  • No vacation this Summer, keeping tax return in savings
  • Work another JOB!!!!!
  • We have cut our grocery/restaurant budget to $400 a month (from $800). We basically eat every meal and snack from food prepped at home. We have also cancelled our summer vacation. We may adjust our TSP contributions if the furlough were to continue past the expected 22 weeks.
  • Reduce TSP, defer any big ticket items until later, save money
  • No vacation
  • Not making ANY purchases that are not essential
  • We used our tax return to pay off the remainder of a car loan to make more room for the lost income. Then we put the rest of the tax return away to try and mitigate some of the lost income during the furlough. Also, not contributing to TSP right now.

A few hundred readers opted to offer their overall comments on the furlough. Here is a sample of the most typical comments sent in by readers:

  • The furlough is a politically motivated ploy and should be stopped immediately. There are numerous wasteful programs that can be eliminated to generate hundreds of millions in savings rather than furlough hard working, loyal employees.
  • Feds are an easy target. We will do our part now do yours and cut more spending.
  • political games are being played and US cannot keep entitlements going the way they are. this is only the beginning of trouble. too much government waste!!!
  • A lot of attention is being given to stateside DoD Federal employees that are going to be furloughed however I am an overseas soon-to-be furloughed employee and with the dollar so poor, those of us who have to live and shop with the EURO will take the hardest hit. It will be a MUCH higher pay cut than 20%!
  • I think that it is rediculous that between the congress and the president 2% of the budget can not be cut. I suspect that my collegues and I could easily find 2%.
  • I do not know who puts these numbers together, but our office has 14 employees doing the work of 20. Now we will be furloughed? That is an even bigger impact on the workload which will cause more COMP time to accrue, not really saving the goverment money in the long run???
  • I now wonder if the public still believes that we make a lot of money. Our benefits are good, but as gas and food goes up, we are still at a pay freeze and now more will be taken from us. It’s going to be hard on all of us, but if we all pull together and help each other we could get through this ordeal.
  • This is my retirement test. If I can live on 20% less with all of my bills, I should be able to live on 68-70% with some of my bills (no mortgage, life ins, CSRS, etc)
  • I blame the President 100% for this. This was his idea, he’s had 18 months to do something about it and instead, all he’s done is campaign for a job he’s never done particularly well. It’s the President’s job to get things like this done, one way or another and he’s failiing miserably.
  • Our so called leaders in Washington need to man up and take care of business. they are ruining this country.
  • I’ve been in federal civilian service for almost 3 years. Theoretically, the position provided more stability than equivalent engineering jobs in the private sector. That major incentive is now irrevelant. Sometimes I’m really tired of being a pawn. Eventually, this political and social disregard will drive me out of government service.
  • I will survive in the short term. Long term will be very difficult. I hope Congress gets what they want soon, because I am tired of being treated like a pawn. And with each passing day I am less sure of who to blame. Seems like a 50-50 split at this point.
  • Congress needs to start at the top and cut their pay and the President’s pay before hitting the lower masses. They also have the nerve to compare regular federal employee salaries with those of federal workers in D.C. who make substantially more than we do. That’s just not a fair way to go about correcting their mistakes in money management.

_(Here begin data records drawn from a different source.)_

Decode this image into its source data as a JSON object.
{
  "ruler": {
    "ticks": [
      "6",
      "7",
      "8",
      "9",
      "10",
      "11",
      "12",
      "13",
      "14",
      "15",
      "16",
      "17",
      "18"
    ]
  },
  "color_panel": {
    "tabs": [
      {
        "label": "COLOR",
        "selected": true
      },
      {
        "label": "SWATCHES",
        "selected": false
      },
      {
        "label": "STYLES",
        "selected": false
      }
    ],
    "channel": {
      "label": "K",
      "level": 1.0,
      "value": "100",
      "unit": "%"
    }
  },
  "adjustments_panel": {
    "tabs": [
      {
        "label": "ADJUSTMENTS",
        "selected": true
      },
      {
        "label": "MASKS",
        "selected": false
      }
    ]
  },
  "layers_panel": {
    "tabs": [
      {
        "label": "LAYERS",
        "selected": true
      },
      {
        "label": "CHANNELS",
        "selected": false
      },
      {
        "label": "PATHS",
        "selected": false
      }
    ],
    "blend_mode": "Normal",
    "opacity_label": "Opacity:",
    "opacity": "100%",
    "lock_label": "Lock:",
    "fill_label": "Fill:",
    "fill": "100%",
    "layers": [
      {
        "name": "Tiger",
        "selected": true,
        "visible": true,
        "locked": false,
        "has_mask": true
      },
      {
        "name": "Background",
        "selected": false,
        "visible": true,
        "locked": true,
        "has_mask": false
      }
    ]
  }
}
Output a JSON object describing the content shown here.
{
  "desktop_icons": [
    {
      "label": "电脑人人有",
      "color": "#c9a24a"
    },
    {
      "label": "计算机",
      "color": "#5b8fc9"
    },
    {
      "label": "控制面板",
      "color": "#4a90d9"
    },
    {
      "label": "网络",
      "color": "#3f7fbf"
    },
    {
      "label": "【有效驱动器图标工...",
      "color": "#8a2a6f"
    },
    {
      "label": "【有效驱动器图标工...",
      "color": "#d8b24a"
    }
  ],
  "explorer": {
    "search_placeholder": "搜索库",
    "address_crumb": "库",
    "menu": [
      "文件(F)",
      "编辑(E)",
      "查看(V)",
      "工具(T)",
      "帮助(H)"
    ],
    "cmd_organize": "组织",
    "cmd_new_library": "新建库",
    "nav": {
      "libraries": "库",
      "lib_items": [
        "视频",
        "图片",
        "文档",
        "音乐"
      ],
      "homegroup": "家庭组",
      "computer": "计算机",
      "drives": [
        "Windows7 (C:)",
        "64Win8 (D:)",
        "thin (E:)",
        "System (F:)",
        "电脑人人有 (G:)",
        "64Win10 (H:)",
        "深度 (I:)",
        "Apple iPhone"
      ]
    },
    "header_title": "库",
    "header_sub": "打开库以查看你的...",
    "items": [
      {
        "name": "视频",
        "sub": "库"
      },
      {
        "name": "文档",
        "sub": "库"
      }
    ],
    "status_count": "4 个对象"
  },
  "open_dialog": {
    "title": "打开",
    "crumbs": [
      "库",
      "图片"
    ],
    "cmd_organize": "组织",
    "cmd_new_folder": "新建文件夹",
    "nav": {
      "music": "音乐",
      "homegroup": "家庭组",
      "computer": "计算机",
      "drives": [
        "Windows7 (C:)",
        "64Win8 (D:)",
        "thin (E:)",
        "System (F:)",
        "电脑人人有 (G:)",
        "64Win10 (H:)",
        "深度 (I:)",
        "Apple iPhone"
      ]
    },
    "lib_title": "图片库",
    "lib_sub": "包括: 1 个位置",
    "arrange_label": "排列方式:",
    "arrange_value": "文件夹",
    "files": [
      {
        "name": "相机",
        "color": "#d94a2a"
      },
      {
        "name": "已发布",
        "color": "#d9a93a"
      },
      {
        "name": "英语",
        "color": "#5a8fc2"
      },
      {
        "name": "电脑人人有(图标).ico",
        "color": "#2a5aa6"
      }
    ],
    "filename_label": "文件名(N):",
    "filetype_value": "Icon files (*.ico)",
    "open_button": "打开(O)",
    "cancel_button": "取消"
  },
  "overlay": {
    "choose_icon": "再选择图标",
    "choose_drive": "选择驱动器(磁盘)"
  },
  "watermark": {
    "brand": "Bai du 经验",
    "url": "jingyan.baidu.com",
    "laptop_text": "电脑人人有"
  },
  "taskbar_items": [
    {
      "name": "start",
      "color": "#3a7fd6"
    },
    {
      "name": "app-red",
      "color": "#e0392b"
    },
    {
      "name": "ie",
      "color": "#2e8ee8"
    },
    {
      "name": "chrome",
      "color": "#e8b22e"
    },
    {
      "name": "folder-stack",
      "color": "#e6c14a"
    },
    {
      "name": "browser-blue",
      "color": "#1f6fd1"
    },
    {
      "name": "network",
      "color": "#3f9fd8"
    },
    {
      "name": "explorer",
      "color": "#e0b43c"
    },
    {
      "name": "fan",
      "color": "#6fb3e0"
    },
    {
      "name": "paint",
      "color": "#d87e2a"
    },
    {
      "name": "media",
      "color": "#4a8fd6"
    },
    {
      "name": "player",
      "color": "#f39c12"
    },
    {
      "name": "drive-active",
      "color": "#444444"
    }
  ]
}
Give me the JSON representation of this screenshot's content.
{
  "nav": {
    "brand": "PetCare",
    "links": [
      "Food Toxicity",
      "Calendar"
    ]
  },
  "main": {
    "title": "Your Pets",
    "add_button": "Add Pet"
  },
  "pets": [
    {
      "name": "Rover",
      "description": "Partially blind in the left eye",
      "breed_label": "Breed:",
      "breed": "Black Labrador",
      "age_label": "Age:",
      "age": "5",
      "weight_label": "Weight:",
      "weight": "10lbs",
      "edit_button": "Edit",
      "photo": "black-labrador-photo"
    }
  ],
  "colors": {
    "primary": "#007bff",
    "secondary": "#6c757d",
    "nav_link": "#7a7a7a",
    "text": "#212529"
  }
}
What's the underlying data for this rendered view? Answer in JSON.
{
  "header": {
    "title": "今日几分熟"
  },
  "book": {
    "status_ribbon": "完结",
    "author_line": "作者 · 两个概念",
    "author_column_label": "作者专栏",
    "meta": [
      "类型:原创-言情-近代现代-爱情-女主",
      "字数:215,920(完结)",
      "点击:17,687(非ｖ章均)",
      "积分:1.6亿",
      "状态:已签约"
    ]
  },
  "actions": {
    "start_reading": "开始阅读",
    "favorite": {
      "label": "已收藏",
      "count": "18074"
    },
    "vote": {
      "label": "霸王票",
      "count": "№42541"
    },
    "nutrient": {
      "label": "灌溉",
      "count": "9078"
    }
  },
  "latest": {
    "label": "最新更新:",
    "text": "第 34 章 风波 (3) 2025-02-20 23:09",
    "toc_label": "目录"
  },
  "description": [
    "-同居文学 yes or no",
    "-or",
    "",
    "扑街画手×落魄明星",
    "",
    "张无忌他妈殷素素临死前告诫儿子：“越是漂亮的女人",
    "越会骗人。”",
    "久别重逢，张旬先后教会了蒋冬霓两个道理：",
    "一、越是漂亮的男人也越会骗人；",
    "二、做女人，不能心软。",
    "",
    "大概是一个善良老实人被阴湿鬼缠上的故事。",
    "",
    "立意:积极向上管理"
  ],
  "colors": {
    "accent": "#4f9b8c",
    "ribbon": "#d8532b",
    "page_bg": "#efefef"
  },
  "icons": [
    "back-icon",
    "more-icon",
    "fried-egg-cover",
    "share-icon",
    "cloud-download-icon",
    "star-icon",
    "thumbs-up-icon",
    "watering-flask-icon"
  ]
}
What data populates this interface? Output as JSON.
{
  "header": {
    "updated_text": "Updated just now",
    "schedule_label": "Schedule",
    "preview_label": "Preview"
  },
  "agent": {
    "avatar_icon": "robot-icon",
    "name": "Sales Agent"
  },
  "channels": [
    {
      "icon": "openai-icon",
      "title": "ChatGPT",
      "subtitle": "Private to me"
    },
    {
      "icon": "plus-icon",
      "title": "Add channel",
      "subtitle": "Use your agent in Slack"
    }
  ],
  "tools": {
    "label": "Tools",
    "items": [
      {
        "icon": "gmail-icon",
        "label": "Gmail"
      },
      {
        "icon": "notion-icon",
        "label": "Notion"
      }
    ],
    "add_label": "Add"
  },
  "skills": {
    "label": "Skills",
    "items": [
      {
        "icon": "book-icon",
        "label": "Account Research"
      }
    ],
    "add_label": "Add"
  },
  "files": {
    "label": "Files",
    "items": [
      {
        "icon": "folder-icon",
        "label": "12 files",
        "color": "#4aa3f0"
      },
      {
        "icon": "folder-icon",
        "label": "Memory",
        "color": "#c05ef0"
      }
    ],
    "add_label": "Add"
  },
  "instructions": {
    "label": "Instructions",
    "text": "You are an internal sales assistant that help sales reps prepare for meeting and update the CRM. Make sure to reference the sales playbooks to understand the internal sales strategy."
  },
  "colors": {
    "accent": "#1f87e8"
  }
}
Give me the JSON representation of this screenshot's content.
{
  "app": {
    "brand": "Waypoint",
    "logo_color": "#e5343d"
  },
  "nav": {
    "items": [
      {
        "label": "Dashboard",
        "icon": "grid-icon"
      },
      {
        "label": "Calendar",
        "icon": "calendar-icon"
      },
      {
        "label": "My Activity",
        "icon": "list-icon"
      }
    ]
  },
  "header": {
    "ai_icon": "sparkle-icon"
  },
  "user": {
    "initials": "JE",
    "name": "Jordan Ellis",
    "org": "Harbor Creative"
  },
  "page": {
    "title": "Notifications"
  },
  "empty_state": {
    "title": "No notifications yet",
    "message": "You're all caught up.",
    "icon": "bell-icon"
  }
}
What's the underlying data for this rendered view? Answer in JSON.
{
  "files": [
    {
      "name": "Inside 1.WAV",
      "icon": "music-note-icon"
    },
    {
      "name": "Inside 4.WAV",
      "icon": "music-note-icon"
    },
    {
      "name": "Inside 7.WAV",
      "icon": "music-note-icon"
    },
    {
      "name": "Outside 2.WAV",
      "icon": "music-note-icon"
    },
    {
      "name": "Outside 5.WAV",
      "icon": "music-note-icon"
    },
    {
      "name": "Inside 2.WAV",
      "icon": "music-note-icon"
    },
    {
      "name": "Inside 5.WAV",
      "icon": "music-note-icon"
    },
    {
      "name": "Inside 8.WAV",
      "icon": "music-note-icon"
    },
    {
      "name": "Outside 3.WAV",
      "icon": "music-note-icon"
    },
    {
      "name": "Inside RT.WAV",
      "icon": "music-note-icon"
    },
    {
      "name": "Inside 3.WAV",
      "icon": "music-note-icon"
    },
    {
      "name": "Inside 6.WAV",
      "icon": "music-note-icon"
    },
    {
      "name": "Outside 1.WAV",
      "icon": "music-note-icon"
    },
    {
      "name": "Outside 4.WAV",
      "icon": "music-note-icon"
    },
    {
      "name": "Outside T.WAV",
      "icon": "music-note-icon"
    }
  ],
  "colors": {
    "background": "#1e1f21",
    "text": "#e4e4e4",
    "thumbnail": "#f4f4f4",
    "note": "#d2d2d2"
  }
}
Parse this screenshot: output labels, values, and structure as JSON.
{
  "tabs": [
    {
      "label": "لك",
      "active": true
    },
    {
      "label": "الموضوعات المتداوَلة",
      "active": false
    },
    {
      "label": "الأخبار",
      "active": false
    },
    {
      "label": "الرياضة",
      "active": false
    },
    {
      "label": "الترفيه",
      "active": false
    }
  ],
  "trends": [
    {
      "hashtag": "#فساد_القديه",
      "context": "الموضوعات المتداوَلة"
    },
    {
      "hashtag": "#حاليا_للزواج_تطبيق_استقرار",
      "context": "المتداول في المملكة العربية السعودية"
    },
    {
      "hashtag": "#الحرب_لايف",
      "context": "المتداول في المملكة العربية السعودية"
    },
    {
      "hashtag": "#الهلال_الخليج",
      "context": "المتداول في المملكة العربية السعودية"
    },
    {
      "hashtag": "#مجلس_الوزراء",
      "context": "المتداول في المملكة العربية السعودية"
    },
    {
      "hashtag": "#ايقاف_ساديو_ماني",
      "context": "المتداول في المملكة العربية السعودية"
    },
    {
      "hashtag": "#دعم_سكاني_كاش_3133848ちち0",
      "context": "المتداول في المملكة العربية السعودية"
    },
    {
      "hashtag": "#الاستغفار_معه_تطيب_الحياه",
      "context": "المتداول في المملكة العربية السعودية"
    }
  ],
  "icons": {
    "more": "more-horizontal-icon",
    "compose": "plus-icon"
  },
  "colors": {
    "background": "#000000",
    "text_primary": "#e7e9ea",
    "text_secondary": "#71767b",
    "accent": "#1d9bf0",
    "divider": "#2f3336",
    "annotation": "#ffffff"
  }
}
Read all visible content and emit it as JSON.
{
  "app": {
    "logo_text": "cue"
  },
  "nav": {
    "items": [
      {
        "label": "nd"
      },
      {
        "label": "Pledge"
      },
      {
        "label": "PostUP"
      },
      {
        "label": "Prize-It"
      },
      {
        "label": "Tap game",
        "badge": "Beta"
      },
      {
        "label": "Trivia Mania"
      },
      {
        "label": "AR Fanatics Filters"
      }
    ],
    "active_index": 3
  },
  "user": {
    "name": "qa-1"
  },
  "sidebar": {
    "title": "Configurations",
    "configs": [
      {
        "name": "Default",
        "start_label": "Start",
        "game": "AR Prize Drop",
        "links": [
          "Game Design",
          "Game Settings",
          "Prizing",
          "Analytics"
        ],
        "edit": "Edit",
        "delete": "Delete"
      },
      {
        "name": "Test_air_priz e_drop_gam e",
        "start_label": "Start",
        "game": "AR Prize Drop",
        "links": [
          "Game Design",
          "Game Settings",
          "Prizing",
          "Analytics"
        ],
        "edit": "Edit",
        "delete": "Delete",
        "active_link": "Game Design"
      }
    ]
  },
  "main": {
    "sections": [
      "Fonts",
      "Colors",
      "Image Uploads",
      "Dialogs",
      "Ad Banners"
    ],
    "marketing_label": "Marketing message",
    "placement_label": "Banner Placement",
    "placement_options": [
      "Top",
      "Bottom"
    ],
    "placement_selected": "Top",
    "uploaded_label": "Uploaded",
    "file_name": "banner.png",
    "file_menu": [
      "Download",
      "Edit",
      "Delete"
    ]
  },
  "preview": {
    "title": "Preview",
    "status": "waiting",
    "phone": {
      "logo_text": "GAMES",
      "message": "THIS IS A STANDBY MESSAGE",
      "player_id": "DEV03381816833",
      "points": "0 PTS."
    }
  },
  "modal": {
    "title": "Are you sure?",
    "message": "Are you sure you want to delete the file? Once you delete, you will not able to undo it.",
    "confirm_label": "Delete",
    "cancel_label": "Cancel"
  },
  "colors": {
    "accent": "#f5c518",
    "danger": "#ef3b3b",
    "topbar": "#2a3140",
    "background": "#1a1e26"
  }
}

Our thanks to those who took the time to respond to this survey and a special thanks to those who sent in their additional written opinions.

About the Author

Ralph Smith has several decades of experience working with federal human resources issues. He has written extensively on a full range of human resources topics in books and newsletters and is a co-founder of two companies and several newsletters on federal human resources. Follow Ralph on Twitter: @RalphSmith47